#### Requirement:
Scan the data below for lines containing the string "icon" and give only how many there are.
Records START
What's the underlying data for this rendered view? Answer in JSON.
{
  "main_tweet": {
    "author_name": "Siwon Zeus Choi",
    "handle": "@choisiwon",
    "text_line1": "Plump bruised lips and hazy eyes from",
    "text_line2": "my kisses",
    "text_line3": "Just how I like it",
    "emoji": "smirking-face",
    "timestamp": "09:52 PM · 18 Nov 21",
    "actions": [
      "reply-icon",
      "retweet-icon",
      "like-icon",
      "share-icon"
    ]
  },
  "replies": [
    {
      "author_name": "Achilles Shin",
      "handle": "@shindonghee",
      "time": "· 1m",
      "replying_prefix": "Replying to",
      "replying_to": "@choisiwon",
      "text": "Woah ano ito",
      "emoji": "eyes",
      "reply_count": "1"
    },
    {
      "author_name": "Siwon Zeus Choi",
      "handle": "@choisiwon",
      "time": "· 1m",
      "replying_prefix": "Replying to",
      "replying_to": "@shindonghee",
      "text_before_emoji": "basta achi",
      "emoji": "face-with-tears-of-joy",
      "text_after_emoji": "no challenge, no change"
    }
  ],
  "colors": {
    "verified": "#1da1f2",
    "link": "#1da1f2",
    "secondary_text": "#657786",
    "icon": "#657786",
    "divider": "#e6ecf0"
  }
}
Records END
#### Finished task:
5